(CN) — Going over the team owner’s head, more than a dozen Native American leaders and organizations wrote to National Football League Commissioner Roger Goodell, demanding a name change for the Washington Redskins.
The name’s racist meaning for Native Americans has long been a point of contention, and the challengers say the NFL’s zero-tolerance policy against racial and homophobic slurs on the field should be extended.
In addition to demanding that the team eliminate all Native American names, images and logos, the letter says journalists should instead say the “r-word” rather than using the slur itself.
“We note that the above items are non-negotiable and not subject to consultation or dialogue ‘processes,’ however, we expect the NFL to engage in a robust, meaningful reconciliation process with Native American movement leaders, tribes and organizations to repair the decades of emotional violence and other serious harms this racist team name has caused Native People,” the letter concludes.
Dated Monday, the letter was delivered to Goodell the same day President Donald Trump tweeted his criticism of deliberations concerning both the Washington’s team name and the name of the Major League Baseball team the Cleveland Indians.
Trump said a need “to be politically correct” was driving the move.
Dan Snyder, who owns the Washington football team, had announced Friday that he would be reviewing the team’s name, seeking “input from our alumni, the organization, sponsors, the National Football League and the local community it is proud to represent on and off the field,” while still accounting for the “proud tradition and history of the franchise.”
That review came a day after FedEx, which paid more than $200 million in 1999 for naming rights to the stadium, requested Snyder change the moniker.
Nike appeared that same night to remove all Redskins’ gear from its website.

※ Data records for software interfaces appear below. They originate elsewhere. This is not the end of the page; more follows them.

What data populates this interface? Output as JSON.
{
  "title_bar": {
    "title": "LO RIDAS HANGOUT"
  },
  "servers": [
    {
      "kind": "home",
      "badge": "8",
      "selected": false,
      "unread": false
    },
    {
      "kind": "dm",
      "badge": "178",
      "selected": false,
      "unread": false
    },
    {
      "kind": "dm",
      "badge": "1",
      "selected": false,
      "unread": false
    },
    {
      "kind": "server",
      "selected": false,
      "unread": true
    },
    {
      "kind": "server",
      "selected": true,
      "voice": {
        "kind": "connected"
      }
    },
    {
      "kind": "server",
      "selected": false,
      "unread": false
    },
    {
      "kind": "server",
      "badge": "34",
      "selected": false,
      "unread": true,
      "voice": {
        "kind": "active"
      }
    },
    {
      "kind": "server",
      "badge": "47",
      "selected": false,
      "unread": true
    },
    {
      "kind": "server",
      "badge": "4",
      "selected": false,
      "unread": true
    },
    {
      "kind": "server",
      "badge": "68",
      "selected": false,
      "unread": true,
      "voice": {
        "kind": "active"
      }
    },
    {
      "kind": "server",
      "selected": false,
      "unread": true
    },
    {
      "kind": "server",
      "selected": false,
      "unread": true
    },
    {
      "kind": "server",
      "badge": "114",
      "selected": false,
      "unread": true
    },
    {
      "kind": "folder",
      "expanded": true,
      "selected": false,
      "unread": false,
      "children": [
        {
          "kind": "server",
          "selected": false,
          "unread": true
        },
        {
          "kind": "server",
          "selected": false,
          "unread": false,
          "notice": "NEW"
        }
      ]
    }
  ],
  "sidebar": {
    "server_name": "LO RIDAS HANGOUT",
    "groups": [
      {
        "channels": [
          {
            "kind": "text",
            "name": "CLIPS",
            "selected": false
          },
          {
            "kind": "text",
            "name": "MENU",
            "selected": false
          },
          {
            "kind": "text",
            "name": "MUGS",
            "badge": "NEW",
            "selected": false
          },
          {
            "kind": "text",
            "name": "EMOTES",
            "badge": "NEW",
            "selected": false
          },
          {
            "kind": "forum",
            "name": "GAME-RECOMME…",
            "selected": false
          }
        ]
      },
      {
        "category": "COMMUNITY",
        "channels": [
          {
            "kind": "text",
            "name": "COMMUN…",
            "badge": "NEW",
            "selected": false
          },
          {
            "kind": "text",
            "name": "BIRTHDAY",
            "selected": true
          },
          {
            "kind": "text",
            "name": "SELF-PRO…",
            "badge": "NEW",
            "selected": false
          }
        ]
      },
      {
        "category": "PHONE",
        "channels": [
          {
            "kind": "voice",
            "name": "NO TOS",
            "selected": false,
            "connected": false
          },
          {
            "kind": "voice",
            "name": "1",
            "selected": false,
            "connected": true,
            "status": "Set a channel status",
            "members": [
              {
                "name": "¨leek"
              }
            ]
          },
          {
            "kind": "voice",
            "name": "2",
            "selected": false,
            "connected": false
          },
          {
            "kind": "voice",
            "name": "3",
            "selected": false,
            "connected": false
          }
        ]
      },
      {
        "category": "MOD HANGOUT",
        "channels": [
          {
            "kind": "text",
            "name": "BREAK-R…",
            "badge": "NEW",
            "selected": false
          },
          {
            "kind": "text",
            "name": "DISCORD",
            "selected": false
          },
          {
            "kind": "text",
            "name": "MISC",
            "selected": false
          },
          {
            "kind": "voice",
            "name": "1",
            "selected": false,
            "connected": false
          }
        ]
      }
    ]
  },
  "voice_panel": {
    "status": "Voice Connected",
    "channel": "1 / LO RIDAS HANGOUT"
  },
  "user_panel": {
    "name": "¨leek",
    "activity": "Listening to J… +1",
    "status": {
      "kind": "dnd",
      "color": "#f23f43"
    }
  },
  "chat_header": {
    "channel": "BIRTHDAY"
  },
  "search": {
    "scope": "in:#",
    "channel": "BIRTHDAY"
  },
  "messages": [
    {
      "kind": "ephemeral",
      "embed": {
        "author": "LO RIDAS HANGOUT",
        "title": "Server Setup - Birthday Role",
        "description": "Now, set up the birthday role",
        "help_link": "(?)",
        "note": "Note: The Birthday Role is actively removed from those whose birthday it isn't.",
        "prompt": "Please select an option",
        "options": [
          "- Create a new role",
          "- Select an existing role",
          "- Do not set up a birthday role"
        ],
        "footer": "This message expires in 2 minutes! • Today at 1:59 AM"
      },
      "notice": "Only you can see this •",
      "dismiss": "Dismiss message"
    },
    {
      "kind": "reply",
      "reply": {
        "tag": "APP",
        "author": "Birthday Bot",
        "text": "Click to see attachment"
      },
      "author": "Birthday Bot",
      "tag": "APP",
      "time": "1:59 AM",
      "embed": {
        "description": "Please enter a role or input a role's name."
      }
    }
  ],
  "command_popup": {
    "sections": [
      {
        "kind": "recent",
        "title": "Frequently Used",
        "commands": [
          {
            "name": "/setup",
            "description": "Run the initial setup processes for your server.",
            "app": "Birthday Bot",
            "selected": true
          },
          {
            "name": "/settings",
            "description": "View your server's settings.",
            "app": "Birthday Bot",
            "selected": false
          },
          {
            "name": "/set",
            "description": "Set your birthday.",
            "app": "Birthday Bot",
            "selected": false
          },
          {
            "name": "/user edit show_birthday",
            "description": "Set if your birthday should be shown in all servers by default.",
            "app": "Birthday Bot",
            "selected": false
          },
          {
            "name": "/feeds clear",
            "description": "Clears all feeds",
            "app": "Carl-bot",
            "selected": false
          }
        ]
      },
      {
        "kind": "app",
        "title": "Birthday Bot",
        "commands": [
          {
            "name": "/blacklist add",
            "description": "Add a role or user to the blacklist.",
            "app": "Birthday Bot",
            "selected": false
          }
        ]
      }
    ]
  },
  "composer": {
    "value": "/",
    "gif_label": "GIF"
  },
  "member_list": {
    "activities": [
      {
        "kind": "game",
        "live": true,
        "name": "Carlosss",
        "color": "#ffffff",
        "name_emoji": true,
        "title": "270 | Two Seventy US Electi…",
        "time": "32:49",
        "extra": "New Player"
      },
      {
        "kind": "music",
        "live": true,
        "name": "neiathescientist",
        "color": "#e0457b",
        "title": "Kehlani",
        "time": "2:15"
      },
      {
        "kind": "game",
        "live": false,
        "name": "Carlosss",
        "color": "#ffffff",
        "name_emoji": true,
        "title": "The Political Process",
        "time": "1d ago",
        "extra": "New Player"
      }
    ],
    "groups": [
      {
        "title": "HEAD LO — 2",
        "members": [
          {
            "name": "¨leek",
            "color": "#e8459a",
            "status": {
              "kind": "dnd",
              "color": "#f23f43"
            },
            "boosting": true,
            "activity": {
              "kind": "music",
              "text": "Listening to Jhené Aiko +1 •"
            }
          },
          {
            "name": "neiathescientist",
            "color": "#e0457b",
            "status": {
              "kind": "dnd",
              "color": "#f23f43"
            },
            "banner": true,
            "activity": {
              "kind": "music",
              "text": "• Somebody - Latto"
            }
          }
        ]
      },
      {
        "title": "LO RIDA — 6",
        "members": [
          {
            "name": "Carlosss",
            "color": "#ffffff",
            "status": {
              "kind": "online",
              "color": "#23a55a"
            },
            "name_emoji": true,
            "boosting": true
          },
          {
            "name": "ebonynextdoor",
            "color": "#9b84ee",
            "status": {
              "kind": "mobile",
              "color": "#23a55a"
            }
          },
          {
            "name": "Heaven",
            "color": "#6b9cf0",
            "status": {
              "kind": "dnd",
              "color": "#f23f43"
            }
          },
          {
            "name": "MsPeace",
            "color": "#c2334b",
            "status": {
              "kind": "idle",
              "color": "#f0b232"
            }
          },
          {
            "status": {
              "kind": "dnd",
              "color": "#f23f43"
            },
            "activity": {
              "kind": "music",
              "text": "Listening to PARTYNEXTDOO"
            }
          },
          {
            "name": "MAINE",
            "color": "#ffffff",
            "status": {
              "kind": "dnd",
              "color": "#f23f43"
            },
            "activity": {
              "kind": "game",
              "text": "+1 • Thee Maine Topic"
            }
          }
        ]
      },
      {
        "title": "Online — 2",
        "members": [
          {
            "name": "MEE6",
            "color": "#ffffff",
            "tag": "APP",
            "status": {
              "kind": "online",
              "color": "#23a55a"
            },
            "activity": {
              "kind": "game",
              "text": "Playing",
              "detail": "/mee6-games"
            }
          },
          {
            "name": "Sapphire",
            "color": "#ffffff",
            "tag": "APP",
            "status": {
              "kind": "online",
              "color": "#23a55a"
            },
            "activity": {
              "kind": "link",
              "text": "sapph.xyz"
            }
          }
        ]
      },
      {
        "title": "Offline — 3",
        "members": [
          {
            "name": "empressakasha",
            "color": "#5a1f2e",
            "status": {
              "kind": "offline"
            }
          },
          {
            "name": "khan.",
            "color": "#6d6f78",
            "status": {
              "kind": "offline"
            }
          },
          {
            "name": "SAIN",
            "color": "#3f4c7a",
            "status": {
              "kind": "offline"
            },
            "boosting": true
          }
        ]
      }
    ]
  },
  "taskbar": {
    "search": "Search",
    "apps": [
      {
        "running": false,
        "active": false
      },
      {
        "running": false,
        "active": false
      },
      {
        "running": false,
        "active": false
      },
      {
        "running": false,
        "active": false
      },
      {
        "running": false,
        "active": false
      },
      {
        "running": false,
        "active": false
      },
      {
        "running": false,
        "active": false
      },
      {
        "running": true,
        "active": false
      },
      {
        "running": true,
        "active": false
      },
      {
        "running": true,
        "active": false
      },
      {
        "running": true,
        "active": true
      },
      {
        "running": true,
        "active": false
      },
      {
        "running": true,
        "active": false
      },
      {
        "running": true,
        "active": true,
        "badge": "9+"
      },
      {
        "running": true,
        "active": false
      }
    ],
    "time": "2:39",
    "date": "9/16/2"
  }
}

Other sponsors, including PepsiCo and Bank of America, also issued statements urging the team to change its name.
The dispute goes back decades, with prominent Native American leaders filing a 1992 petition with the U.S. Patent and Trademark Office to cancel the Redskins name as a protected mark.
Amanda Blackhorse, a member of the Navajo people and one of 15 authors of Monday’s letter to Goodell, also filed a similar petition in 2006 against Pro Football Inc.
Goodell also received a letter Tuesday from members of American Indians in Children’s Literature, which studies how Native Americans are represented in juvenile publishing. Debbie Reese, who belongs to the Nambé Pueblo tribe, is one of the group’s founders.
“A primary emphasis of our work as educators is helping others recognize stereotypes of Native people in children’s books,” they wrote. “We believe that the Washington NFL team mascot enables similar mascots in professional and collegiate sports and in K-12 schools.”
The group underscores how misrepresentations of Native people in the media harm all children — Native American or not.
“Research shows that the self-esteem and self-efficacy of Native children is depressed by stereotypical imagery,” Reese told Courthouse News in an email. “Non-Native children grow up to be decision makers. Some go on to hold political offices. Some become editors in publishing houses. If their ‘knowledge’ of Native peoples is shaped by stereotypical imagery, they may act on that knowledge in ways that are detrimental to Native people.”
Reese noted that the lack of diversity in children’s’ literature has been laid out in two graphics from David Huyck and Sarah Dahlen, an associate professor at St. Catherine University’s Master of Library and Information Science Program.
The 2018 graphic shows that white characters were represented in half of all children’s books in 2018. Out of 3,134 children’s books that year, only 23, or 1% depicted Native Americans. Just only 10% had African or African-American characters, and 5% were Latinos.
Huyck and Dahlen made a similar graphic in 2015, when white characters were represented over 73% of children’s books. While that share shrank by 2018, the number of animals, trucks and other nonhuman characters jumped to 27% from 12.5% in 2015.
Reese said the graphic was inspired by Rudine Bishop, professor emerita of education at Ohio State University, whose 2015 piece “Mirrors, Windows and Sliding Glass Doors” studies how children look to literature for self-affirmation or escape.
“Children’s literature continues to misrepresent underrepresented communities, and we wanted this infographic to show not just the low quantity of existing literature, but also the inaccuracy and uneven quality of some of those books,” Dahlen wrote last year in reference to the 2018 graphic.